Element data from apps and pages:
++++++++++
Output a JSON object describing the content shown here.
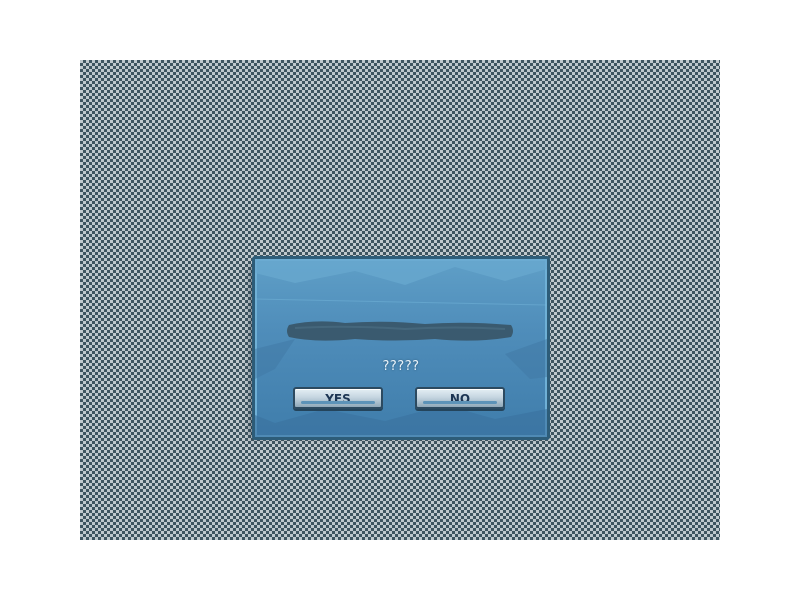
{
  "dialog": {
    "message": "?????",
    "buttons": {
      "yes_label": "YES",
      "no_label": "NO"
    }
  },
  "colors": {
    "dialog_fill": "#4f8dba",
    "dialog_border": "#2d5c78",
    "title_bar": "#3a5a6f",
    "button_face": "#c6d6e1",
    "button_text": "#1c3553"
  }
}
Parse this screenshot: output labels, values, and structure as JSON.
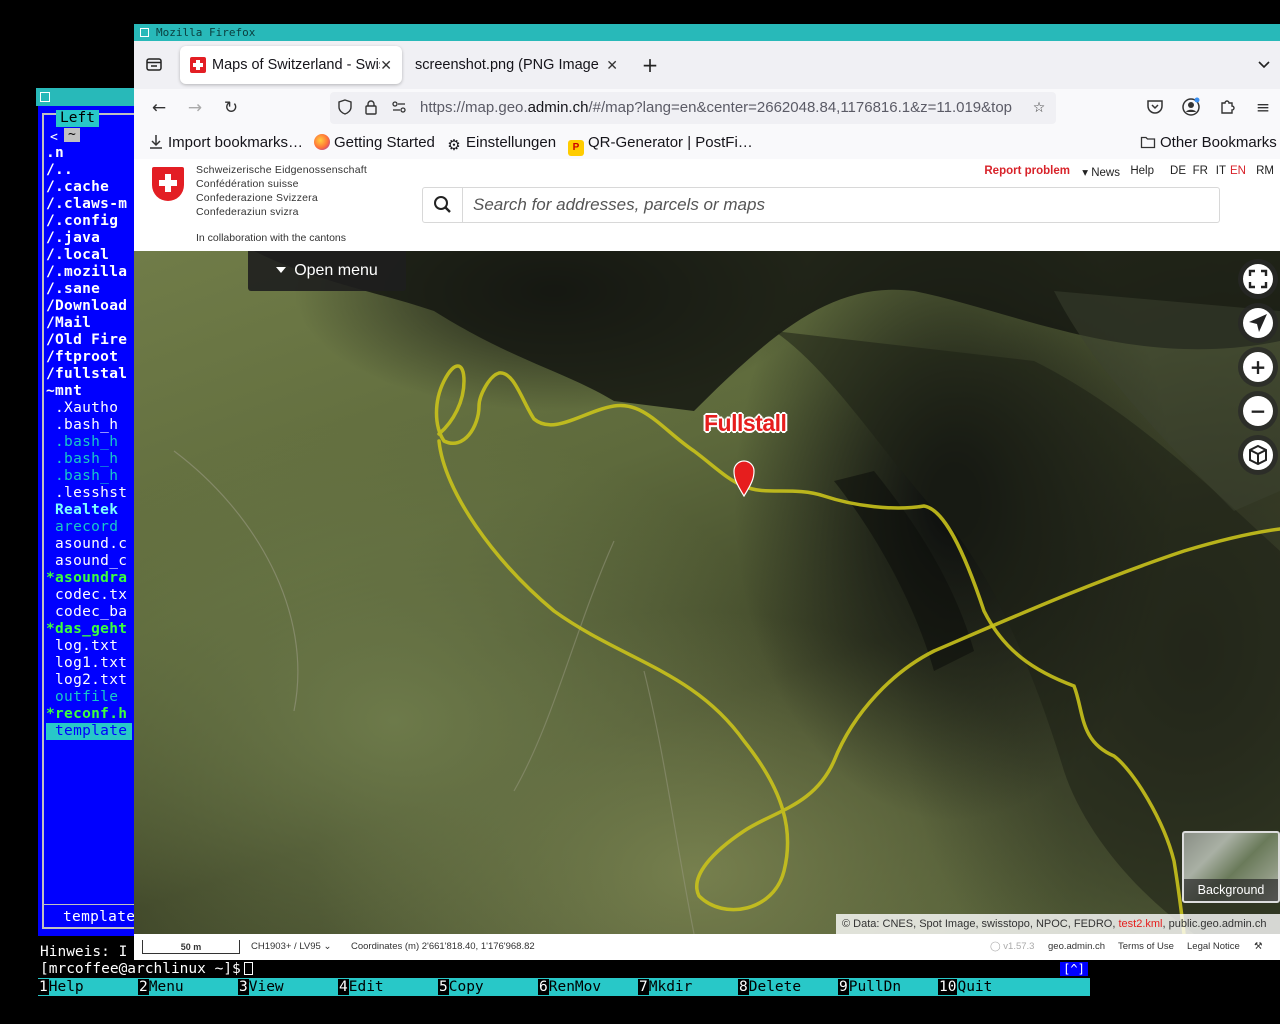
{
  "terminal": {
    "panel_label": "Left",
    "path_tilde": "~",
    "entries": [
      {
        "text": ".n",
        "style": "link"
      },
      {
        "text": "/..",
        "style": "link"
      },
      {
        "text": "/.cache",
        "style": "link"
      },
      {
        "text": "/.claws-m",
        "style": "link"
      },
      {
        "text": "/.config",
        "style": "link"
      },
      {
        "text": "/.java",
        "style": "link"
      },
      {
        "text": "/.local",
        "style": "link"
      },
      {
        "text": "/.mozilla",
        "style": "link"
      },
      {
        "text": "/.sane",
        "style": "link"
      },
      {
        "text": "/Download",
        "style": "link"
      },
      {
        "text": "/Mail",
        "style": "link"
      },
      {
        "text": "/Old Fire",
        "style": "link"
      },
      {
        "text": "/ftproot",
        "style": "link"
      },
      {
        "text": "/fullstal",
        "style": "link"
      },
      {
        "text": "~mnt",
        "style": "link"
      },
      {
        "text": " .Xautho",
        "style": "reg"
      },
      {
        "text": " .bash_h",
        "style": "reg"
      },
      {
        "text": " .bash_h",
        "style": "dim"
      },
      {
        "text": " .bash_h",
        "style": "dim"
      },
      {
        "text": " .bash_h",
        "style": "dim"
      },
      {
        "text": " .lesshst",
        "style": "reg"
      },
      {
        "text": " Realtek",
        "style": "cyan"
      },
      {
        "text": " arecord",
        "style": "dim"
      },
      {
        "text": " asound.c",
        "style": "reg"
      },
      {
        "text": " asound_c",
        "style": "reg"
      },
      {
        "text": "*asoundra",
        "style": "exec"
      },
      {
        "text": " codec.tx",
        "style": "reg"
      },
      {
        "text": " codec_ba",
        "style": "reg"
      },
      {
        "text": "*das_geht",
        "style": "exec"
      },
      {
        "text": " log.txt",
        "style": "reg"
      },
      {
        "text": " log1.txt",
        "style": "reg"
      },
      {
        "text": " log2.txt",
        "style": "reg"
      },
      {
        "text": " outfile",
        "style": "dim"
      },
      {
        "text": "*reconf.h",
        "style": "exec"
      },
      {
        "text": " template",
        "style": "sel"
      }
    ],
    "status_line": " template",
    "hint": "Hinweis: I",
    "prompt": "[mrcoffee@archlinux ~]$",
    "caret_button": "[^]",
    "fkeys": [
      {
        "num": "1",
        "label": "Help"
      },
      {
        "num": "2",
        "label": "Menu"
      },
      {
        "num": "3",
        "label": "View"
      },
      {
        "num": "4",
        "label": "Edit"
      },
      {
        "num": "5",
        "label": "Copy"
      },
      {
        "num": "6",
        "label": "RenMov"
      },
      {
        "num": "7",
        "label": "Mkdir"
      },
      {
        "num": "8",
        "label": "Delete"
      },
      {
        "num": "9",
        "label": "PullDn"
      },
      {
        "num": "10",
        "label": "Quit"
      }
    ]
  },
  "browser": {
    "window_title": "Mozilla Firefox",
    "tabs": [
      {
        "title": "Maps of Switzerland - Swiss",
        "active": true
      },
      {
        "title": "screenshot.png (PNG Image,",
        "active": false
      }
    ],
    "url_prefix": "https://map.geo.",
    "url_domain": "admin.ch",
    "url_rest": "/#/map?lang=en&center=2662048.84,1176816.1&z=11.019&top",
    "bookmarks": [
      {
        "label": "Import bookmarks…",
        "icon": "import-icon"
      },
      {
        "label": "Getting Started",
        "icon": "firefox-icon"
      },
      {
        "label": "Einstellungen",
        "icon": "gear-icon"
      },
      {
        "label": "QR-Generator | PostFi…",
        "icon": "postfinance-icon"
      }
    ],
    "other_bookmarks": "Other Bookmarks"
  },
  "geo": {
    "federation_names": [
      "Schweizerische Eidgenossenschaft",
      "Confédération suisse",
      "Confederazione Svizzera",
      "Confederaziun svizra"
    ],
    "collab": "In collaboration with the cantons",
    "report_problem": "Report problem",
    "news": "News",
    "help": "Help",
    "languages": [
      "DE",
      "FR",
      "IT",
      "EN",
      "RM"
    ],
    "active_language": "EN",
    "search_placeholder": "Search for addresses, parcels or maps",
    "open_menu": "Open menu",
    "place_label": "Fullstall",
    "background_label": "Background",
    "attribution": {
      "prefix": "© Data:",
      "sources": "CNES, Spot Image, swisstopo, NPOC, FEDRO,",
      "kml": "test2.kml",
      "suffix": ", public.geo.admin.ch"
    },
    "footer": {
      "scale": "50 m",
      "projection": "CH1903+ / LV95",
      "coordinates": "Coordinates (m) 2'661'818.40, 1'176'968.82",
      "version": "v1.57.3",
      "site": "geo.admin.ch",
      "terms": "Terms of Use",
      "legal": "Legal Notice"
    },
    "colors": {
      "track": "#c9c21c",
      "marker": "#e61e1e",
      "accent_red": "#e31e24"
    }
  }
}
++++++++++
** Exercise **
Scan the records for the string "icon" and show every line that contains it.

** Problem solution **
        "icon": "import-icon"
        "icon": "firefox-icon"
        "icon": "gear-icon"
        "icon": "postfinance-icon"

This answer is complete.